Give the number of lines below that hold "icon", and only that.

── RECORDED INFORMATION ──

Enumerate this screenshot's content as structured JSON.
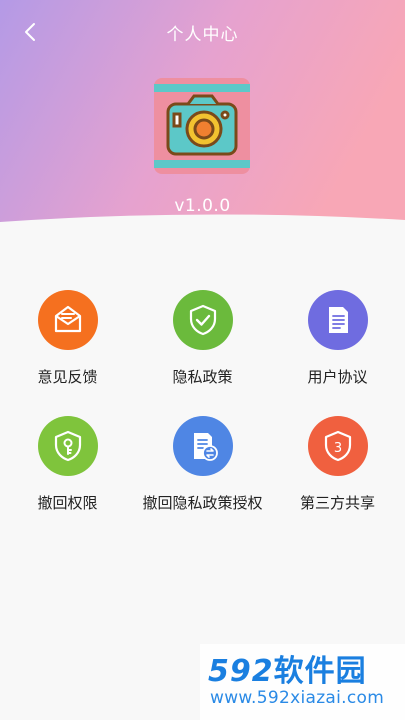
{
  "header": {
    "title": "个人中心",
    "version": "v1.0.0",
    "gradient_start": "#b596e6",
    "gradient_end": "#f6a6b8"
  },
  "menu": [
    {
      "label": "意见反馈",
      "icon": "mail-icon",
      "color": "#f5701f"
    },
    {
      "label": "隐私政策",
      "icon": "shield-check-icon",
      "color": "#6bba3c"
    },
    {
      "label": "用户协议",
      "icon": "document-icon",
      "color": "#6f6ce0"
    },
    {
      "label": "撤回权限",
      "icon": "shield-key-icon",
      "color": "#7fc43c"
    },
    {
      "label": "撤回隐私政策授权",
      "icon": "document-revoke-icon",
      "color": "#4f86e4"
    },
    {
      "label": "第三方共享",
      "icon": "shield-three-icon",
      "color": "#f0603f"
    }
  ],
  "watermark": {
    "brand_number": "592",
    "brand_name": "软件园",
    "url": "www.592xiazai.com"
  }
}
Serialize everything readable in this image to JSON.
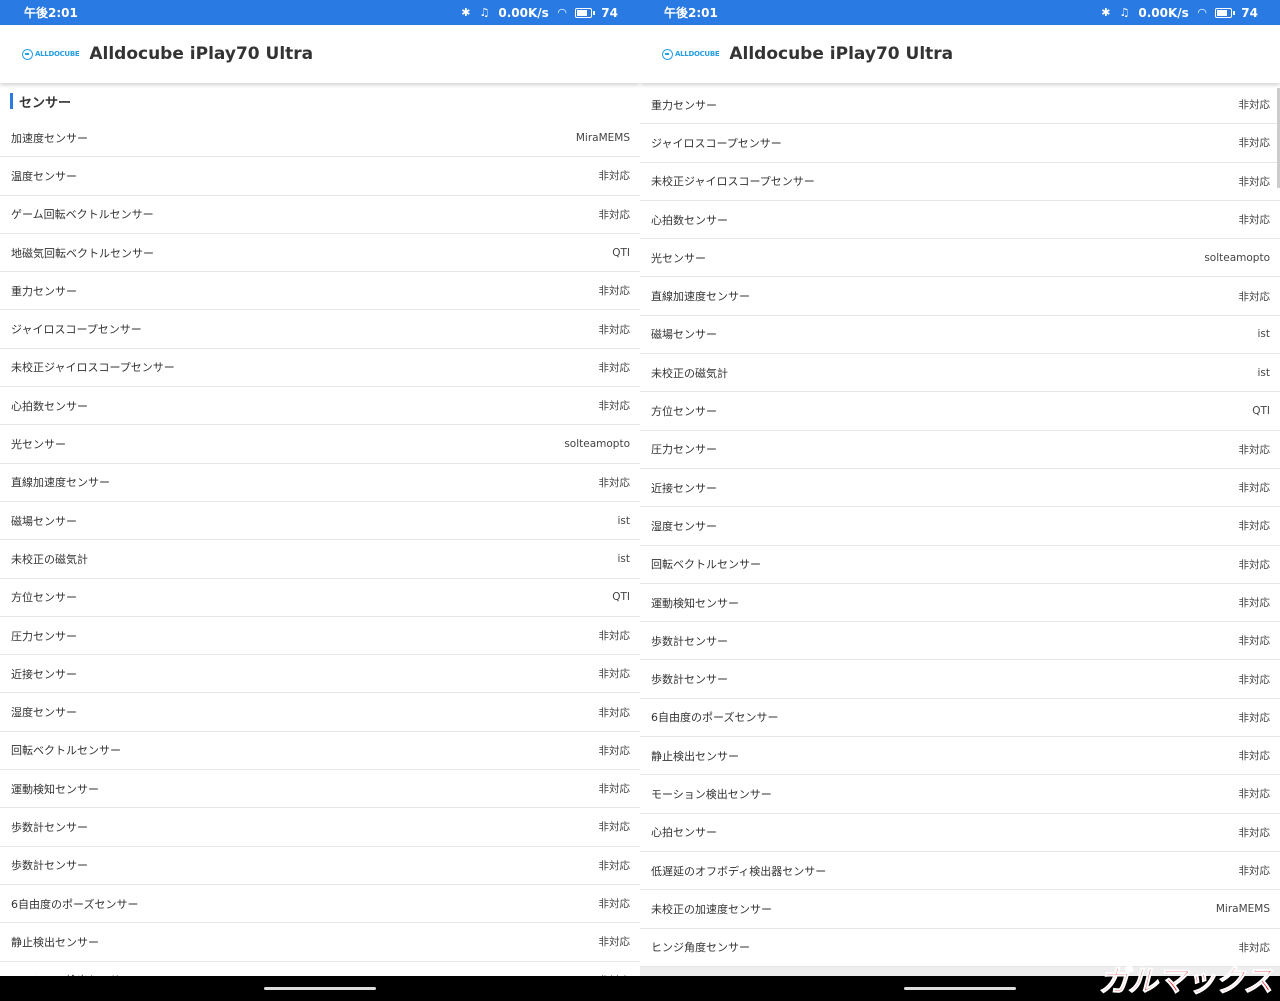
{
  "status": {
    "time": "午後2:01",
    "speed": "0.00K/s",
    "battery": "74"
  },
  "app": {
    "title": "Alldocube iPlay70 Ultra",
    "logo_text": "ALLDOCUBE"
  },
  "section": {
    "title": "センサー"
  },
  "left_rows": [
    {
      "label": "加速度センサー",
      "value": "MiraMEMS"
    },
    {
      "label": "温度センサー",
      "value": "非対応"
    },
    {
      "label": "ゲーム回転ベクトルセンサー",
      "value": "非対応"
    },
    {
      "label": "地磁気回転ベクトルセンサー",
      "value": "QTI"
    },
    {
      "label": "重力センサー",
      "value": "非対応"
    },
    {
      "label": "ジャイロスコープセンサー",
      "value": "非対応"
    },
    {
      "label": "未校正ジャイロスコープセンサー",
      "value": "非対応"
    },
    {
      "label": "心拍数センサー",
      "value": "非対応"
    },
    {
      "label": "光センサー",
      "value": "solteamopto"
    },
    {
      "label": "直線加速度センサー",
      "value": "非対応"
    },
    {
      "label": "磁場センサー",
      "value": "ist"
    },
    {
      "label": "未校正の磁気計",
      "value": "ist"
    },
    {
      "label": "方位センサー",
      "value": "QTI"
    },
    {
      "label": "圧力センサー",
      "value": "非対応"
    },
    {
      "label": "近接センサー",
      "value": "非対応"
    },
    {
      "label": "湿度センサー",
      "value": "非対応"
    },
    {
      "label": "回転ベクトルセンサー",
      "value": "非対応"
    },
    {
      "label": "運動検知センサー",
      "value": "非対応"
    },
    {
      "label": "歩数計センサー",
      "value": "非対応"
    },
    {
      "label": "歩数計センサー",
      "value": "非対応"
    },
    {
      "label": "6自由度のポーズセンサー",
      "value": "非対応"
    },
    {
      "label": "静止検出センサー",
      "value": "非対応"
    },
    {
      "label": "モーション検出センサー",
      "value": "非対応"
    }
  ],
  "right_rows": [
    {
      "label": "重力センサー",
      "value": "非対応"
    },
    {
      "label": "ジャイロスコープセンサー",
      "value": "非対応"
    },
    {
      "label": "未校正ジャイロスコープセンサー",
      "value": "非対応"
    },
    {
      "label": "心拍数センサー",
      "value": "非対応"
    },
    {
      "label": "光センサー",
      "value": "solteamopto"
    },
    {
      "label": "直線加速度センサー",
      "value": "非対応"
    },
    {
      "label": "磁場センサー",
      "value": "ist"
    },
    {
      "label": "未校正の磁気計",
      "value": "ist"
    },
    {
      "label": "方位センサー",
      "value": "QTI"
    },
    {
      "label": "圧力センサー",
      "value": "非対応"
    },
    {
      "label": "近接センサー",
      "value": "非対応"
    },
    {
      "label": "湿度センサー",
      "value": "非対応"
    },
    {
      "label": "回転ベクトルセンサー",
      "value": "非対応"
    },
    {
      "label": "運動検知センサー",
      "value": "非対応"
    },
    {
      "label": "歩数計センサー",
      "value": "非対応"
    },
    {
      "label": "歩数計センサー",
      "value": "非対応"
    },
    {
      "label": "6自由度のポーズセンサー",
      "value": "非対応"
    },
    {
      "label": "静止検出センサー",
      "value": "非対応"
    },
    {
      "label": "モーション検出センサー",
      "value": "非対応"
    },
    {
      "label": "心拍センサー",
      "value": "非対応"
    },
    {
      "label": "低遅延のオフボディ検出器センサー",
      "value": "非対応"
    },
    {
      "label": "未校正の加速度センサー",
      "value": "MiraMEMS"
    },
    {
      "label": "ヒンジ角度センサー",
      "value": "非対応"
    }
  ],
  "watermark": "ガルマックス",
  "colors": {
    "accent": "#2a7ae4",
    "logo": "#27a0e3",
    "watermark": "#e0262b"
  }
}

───

_YOUR RESPONSE:_
6